* _Task statement_:
Retype each entry below exactly. Do not carry any image over.
——————————
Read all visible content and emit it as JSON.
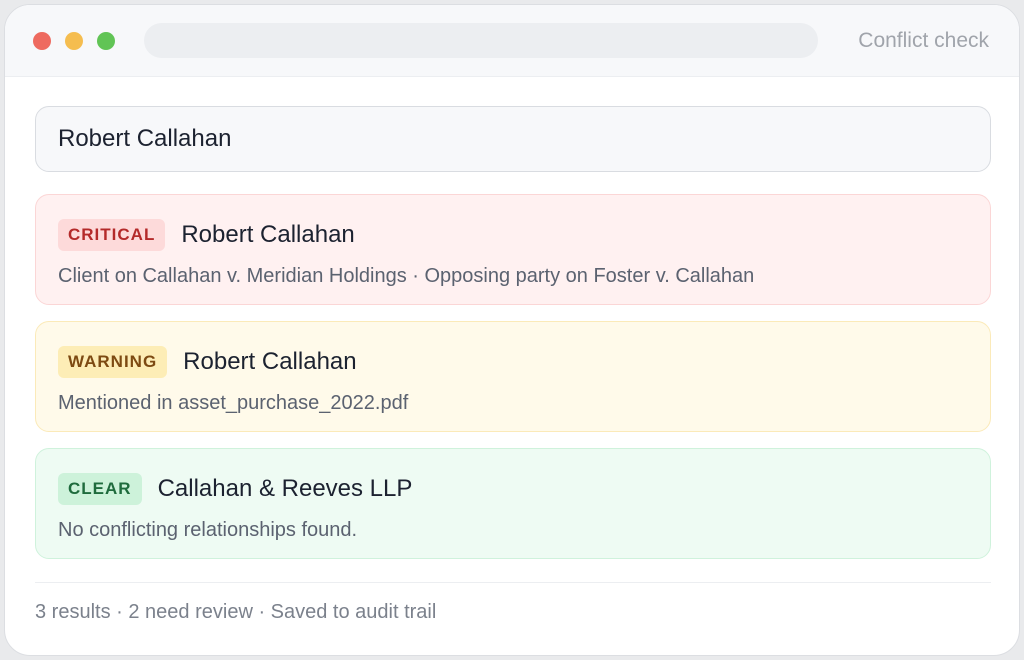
{
  "window": {
    "title": "Conflict check"
  },
  "search": {
    "value": "Robert Callahan"
  },
  "results": [
    {
      "level": "CRITICAL",
      "name": "Robert Callahan",
      "detail": "Client on Callahan v. Meridian Holdings · Opposing party on Foster v. Callahan",
      "color": "#b42a2a"
    },
    {
      "level": "WARNING",
      "name": "Robert Callahan",
      "detail": "Mentioned in asset_purchase_2022.pdf",
      "color": "#7d4a12"
    },
    {
      "level": "CLEAR",
      "name": "Callahan & Reeves LLP",
      "detail": "No conflicting relationships found.",
      "color": "#1f6b3d"
    }
  ],
  "footer": {
    "summary": "3 results · 2 need review · Saved to audit trail"
  }
}
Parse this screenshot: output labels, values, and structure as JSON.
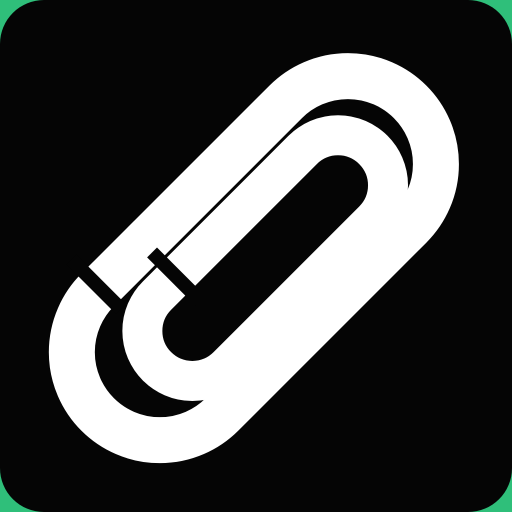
{
  "icon": {
    "name": "link-icon",
    "background_color": "#050505",
    "glyph_color": "#ffffff",
    "accent_color": "#2fbf7a"
  }
}
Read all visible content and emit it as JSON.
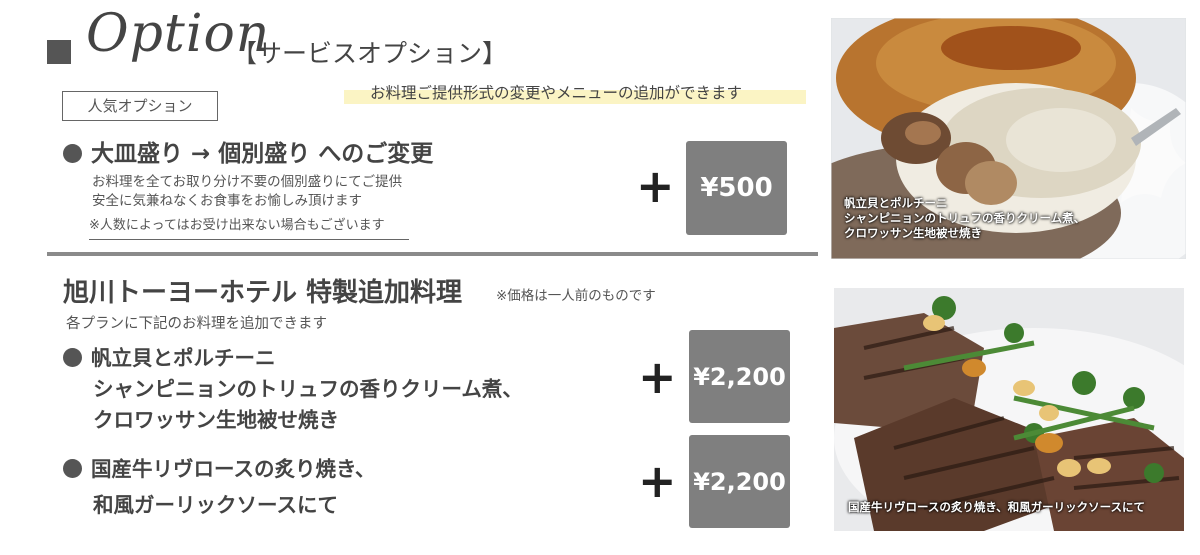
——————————
* _Answer to this task_:
Read all visible content and emit it as JSON.
{
  "window": {
    "title": "Conflict check"
  },
  "search": {
    "value": "Robert Callahan"
  },
  "results": [
    {
      "level": "CRITICAL",
      "name": "Robert Callahan",
      "detail": "Client on Callahan v. Meridian Holdings · Opposing party on Foster v. Callahan",
      "color": "#b42a2a"
    },
    {
      "level": "WARNING",
      "name": "Robert Callahan",
      "detail": "Mentioned in asset_purchase_2022.pdf",
      "color": "#7d4a12"
    },
    {
      "level": "CLEAR",
      "name": "Callahan & Reeves LLP",
      "detail": "No conflicting relationships found.",
      "color": "#1f6b3d"
    }
  ],
  "footer": {
    "summary": "3 results · 2 need review · Saved to audit trail"
  }
}
Parse this screenshot: output labels, values, and structure as JSON.
{
  "icon": {
    "name": "link-icon",
    "background_color": "#050505",
    "glyph_color": "#ffffff",
    "accent_color": "#2fbf7a"
  }
}
Read all visible content and emit it as JSON.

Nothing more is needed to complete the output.